The couple is in the kitchen. The woman sits at the table, pointing at a computer in dismay. The man stands in the background, by the stove.
The woman looks unpleasantly surprised, like she just found out her bank account was overdrawn. The man's arms are outstretched, palms open toward the ceiling, a gesture that conveys something along the lines of How can that be?
This scene of domestic distress is splashed on political advertisements mailed across northern Pinellas County's state House District 65 this month, under the words "Does Carl Zimmermann really want a state INCOME TAX?"
Zimmermann, the Democrat challenging incumbent Republican Peter Nehr for the third time, says he does not support a state income tax and never has. The ad, he says, is based on a statement he made several years ago that has been twisted.
But that's not what the ad says.
"It's true, Carl Zimmermann actually favors a state income tax!" it says, citing a web address.
The website is not active. The ad was paid for by the Republican Party of Florida. Brian Burgess, state GOP communications director, said the party has a printed, time-stamped document from that website from June 2008.
"Zimmerman replied to a question asking, 'Would you support a constitutional amendment allowing a progressive state income tax if it replaced revenue from, and lowered, the state sales and local property taxes?' Burgess wrote in an e-mail.
"His response indicated that he would support amending the state constitution to start taxing personal income because he believed it was 'more stable' and 'fairer.' He did, however, acknowledge that it wasn't worth pursuing because nobody would support it."
When asked for a copy of the document, Burgess said, "I'm not inclined to provide it."
"I don't want to get into the habit of providing the slippery answers that Democrats use to try to flip-flop their way out of the positions they took in the past," Burgess wrote.
Zimmerman, 61, a journalism teacher at Countryside High School, says he made the statement during a phone interview by a survey group in 2006, when he ran against Nehr for the first time. Zimmermann says he doesn't remember who was doing the interview, but he disputes the question.
Zimmermann says he was asked if he knew the difference between a progressive tax and a regressive tax. Zimmermann says his definition of a progressive tax — which imposes a higher tax rate as the amount taxed increases — has been clipped and misinterpreted as support for a state income tax.

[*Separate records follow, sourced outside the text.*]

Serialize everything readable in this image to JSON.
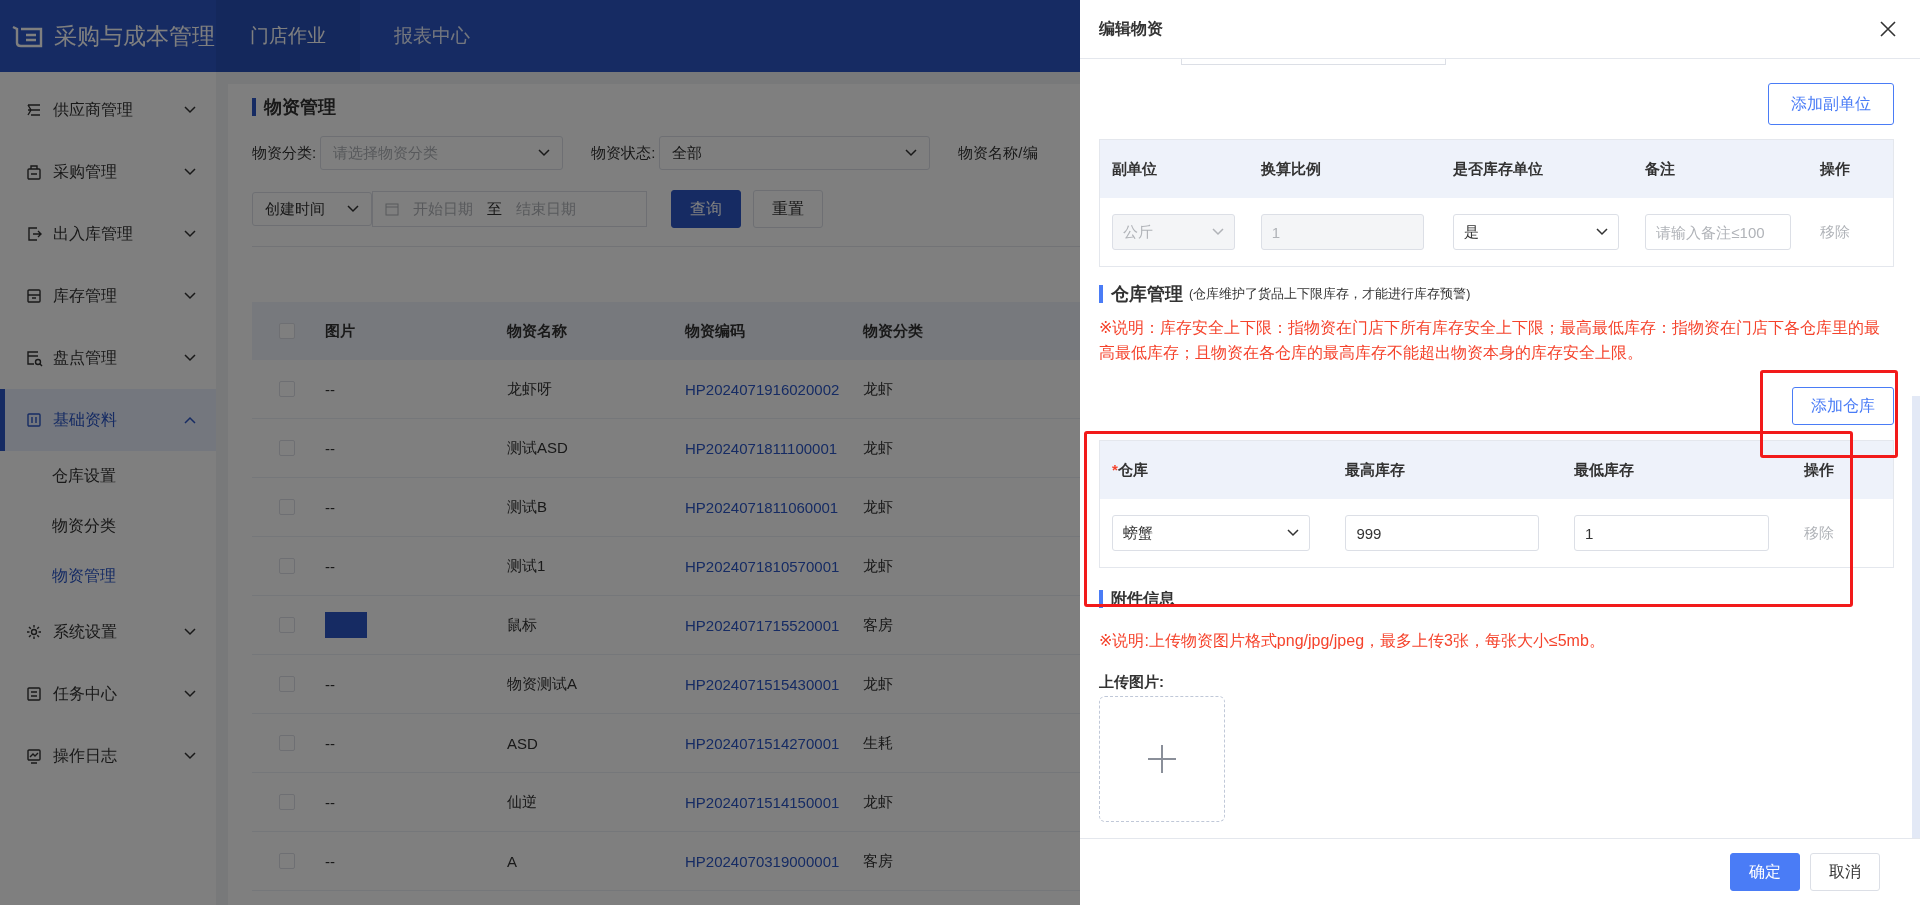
{
  "header": {
    "logo_text": "采购与成本管理",
    "tabs": [
      {
        "label": "门店作业",
        "selected": true
      },
      {
        "label": "报表中心",
        "selected": false
      }
    ]
  },
  "sidebar": {
    "items": [
      {
        "label": "供应商管理",
        "expanded": false,
        "selected": false
      },
      {
        "label": "采购管理",
        "expanded": false,
        "selected": false
      },
      {
        "label": "出入库管理",
        "expanded": false,
        "selected": false
      },
      {
        "label": "库存管理",
        "expanded": false,
        "selected": false
      },
      {
        "label": "盘点管理",
        "expanded": false,
        "selected": false
      },
      {
        "label": "基础资料",
        "expanded": true,
        "selected": true,
        "children": [
          {
            "label": "仓库设置",
            "selected": false
          },
          {
            "label": "物资分类",
            "selected": false
          },
          {
            "label": "物资管理",
            "selected": true
          }
        ]
      },
      {
        "label": "系统设置",
        "expanded": false,
        "selected": false
      },
      {
        "label": "任务中心",
        "expanded": false,
        "selected": false
      },
      {
        "label": "操作日志",
        "expanded": false,
        "selected": false
      }
    ]
  },
  "page": {
    "title": "物资管理",
    "filters": [
      {
        "label": "物资分类:",
        "placeholder": "请选择物资分类"
      },
      {
        "label": "物资状态:",
        "value": "全部"
      },
      {
        "label": "物资名称/编"
      }
    ],
    "date_filter": {
      "type": "创建时间",
      "start_placeholder": "开始日期",
      "separator": "至",
      "end_placeholder": "结束日期"
    },
    "buttons": [
      {
        "label": "查询",
        "kind": "primary"
      },
      {
        "label": "重置",
        "kind": "default"
      }
    ],
    "table": {
      "select_all": {
        "checked": false
      },
      "columns": [
        "图片",
        "物资名称",
        "物资编码",
        "物资分类"
      ],
      "rows": [
        {
          "checked": false,
          "image": "--",
          "name": "龙虾呀",
          "code": "HP2024071916020002",
          "category": "龙虾"
        },
        {
          "checked": false,
          "image": "--",
          "name": "测试ASD",
          "code": "HP2024071811100001",
          "category": "龙虾"
        },
        {
          "checked": false,
          "image": "--",
          "name": "测试B",
          "code": "HP2024071811060001",
          "category": "龙虾"
        },
        {
          "checked": false,
          "image": "--",
          "name": "测试1",
          "code": "HP2024071810570001",
          "category": "龙虾"
        },
        {
          "checked": false,
          "has_photo": true,
          "name": "鼠标",
          "code": "HP2024071715520001",
          "category": "客房"
        },
        {
          "checked": false,
          "image": "--",
          "name": "物资测试A",
          "code": "HP2024071515430001",
          "category": "龙虾"
        },
        {
          "checked": false,
          "image": "--",
          "name": "ASD",
          "code": "HP2024071514270001",
          "category": "生耗"
        },
        {
          "checked": false,
          "image": "--",
          "name": "仙逆",
          "code": "HP2024071514150001",
          "category": "龙虾"
        },
        {
          "checked": false,
          "image": "--",
          "name": "A",
          "code": "HP2024070319000001",
          "category": "客房"
        }
      ]
    }
  },
  "drawer": {
    "title": "编辑物资",
    "sub_units": {
      "add_button": "添加副单位",
      "columns": [
        "副单位",
        "换算比例",
        "是否库存单位",
        "备注",
        "操作"
      ],
      "rows": [
        {
          "unit": "公斤",
          "unit_disabled": true,
          "ratio": "1",
          "ratio_disabled": true,
          "stock_unit": "是",
          "remark_placeholder": "请输入备注≤100",
          "action": "移除",
          "action_disabled": true
        }
      ]
    },
    "warehouse": {
      "title": "仓库管理",
      "hint": "(仓库维护了货品上下限库存，才能进行库存预警)",
      "note": "※说明：库存安全上下限：指物资在门店下所有库存安全上下限；最高最低库存：指物资在门店下各仓库里的最高最低库存；且物资在各仓库的最高库存不能超出物资本身的库存安全上限。",
      "add_button": "添加仓库",
      "required_mark": "*",
      "columns": [
        {
          "label": "仓库",
          "required": true
        },
        {
          "label": "最高库存",
          "required": false
        },
        {
          "label": "最低库存",
          "required": false
        },
        {
          "label": "操作",
          "required": false
        }
      ],
      "rows": [
        {
          "warehouse": "螃蟹",
          "max": "999",
          "min": "1",
          "action": "移除",
          "action_disabled": true
        }
      ]
    },
    "attachments": {
      "title": "附件信息",
      "note": "※说明:上传物资图片格式png/jpg/jpeg，最多上传3张，每张大小≤5mb。",
      "upload_label": "上传图片:"
    },
    "footer_buttons": [
      {
        "label": "确定",
        "kind": "primary"
      },
      {
        "label": "取消",
        "kind": "default"
      }
    ]
  }
}
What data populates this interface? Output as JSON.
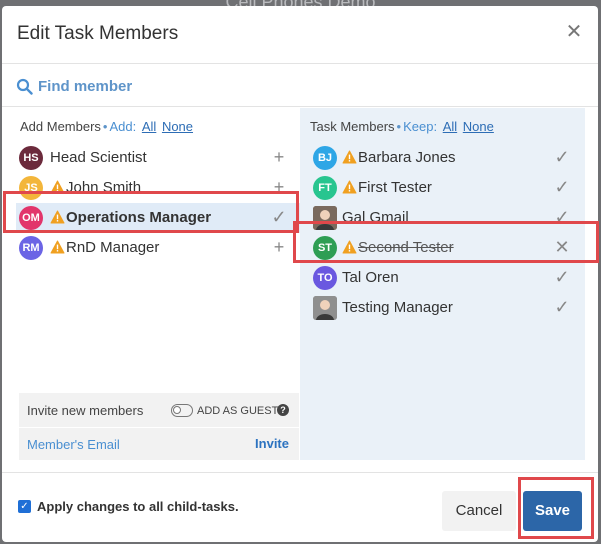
{
  "background": {
    "title": "Cell Phones Demo"
  },
  "dialog": {
    "title": "Edit Task Members",
    "close_icon": "close-icon"
  },
  "search": {
    "placeholder": "Find member",
    "icon": "search-icon"
  },
  "add_members": {
    "label": "Add Members",
    "add_label": "Add:",
    "all_label": "All",
    "none_label": "None",
    "items": [
      {
        "initials": "HS",
        "name": "Head Scientist",
        "color": "#6b2a3c",
        "warning": false,
        "action": "+"
      },
      {
        "initials": "JS",
        "name": "John Smith",
        "color": "#f3b63b",
        "warning": true,
        "action": "+"
      },
      {
        "initials": "OM",
        "name": "Operations Manager",
        "color": "#e2356b",
        "warning": true,
        "action": "✓",
        "selected": true
      },
      {
        "initials": "RM",
        "name": "RnD Manager",
        "color": "#6b64e5",
        "warning": true,
        "action": "+"
      }
    ]
  },
  "task_members": {
    "label": "Task Members",
    "keep_label": "Keep:",
    "all_label": "All",
    "none_label": "None",
    "items": [
      {
        "initials": "BJ",
        "name": "Barbara Jones",
        "color": "#2ea6e6",
        "warning": true,
        "action": "✓"
      },
      {
        "initials": "FT",
        "name": "First Tester",
        "color": "#28c58f",
        "warning": true,
        "action": "✓"
      },
      {
        "initials": "",
        "name": "Gal Gmail",
        "color": "#7a6a5e",
        "warning": false,
        "action": "✓",
        "photo": true
      },
      {
        "initials": "ST",
        "name": "Second Tester",
        "color": "#2e9e54",
        "warning": true,
        "action": "✕",
        "removed": true
      },
      {
        "initials": "TO",
        "name": "Tal Oren",
        "color": "#6a58e0",
        "warning": false,
        "action": "✓"
      },
      {
        "initials": "",
        "name": "Testing Manager",
        "color": "#8f8f8f",
        "warning": false,
        "action": "✓",
        "photo": true
      }
    ]
  },
  "invite": {
    "title": "Invite new members",
    "guest_label": "ADD AS GUEST",
    "help": "?",
    "email_placeholder": "Member's Email",
    "invite_label": "Invite"
  },
  "footer": {
    "apply_label": "Apply changes to all child-tasks.",
    "apply_checked": true,
    "cancel_label": "Cancel",
    "save_label": "Save"
  },
  "colors": {
    "accent": "#2c66a8",
    "link": "#2d6db5",
    "highlight": "#e0484b",
    "warning": "#f0a020"
  }
}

Zimmermann lost close races to Nehr in 2006 and 2008, and he says the income tax issue has plagued him. He frequently meets people on the campaign trail who ask him why he supports an income tax.
"The best thing they've been able to come up with against me is half a sentence … twisted out of context," Zimmermann said this week. "But it's effective. People are afraid of taxes."
Three-term incumbent Nehr, 60, said it's hypocritical of Zimmermann to complain about negative ads when he's passing out fliers that mention Nehr's two bankruptcies and accuse him of desecrating the American flag, a charge Nehr denies. In 2008, Nehr pointed out, Zimmermann mailed ads accusing Nehr of voting to make U.S. 19 a toll road, which was untrue.
"These are things that people in these races do," Nehr said.
Will Hobson can be reached at (727) 445-4167 or email@example.com. To write a letter to the editor, go to tampabay.com/letters.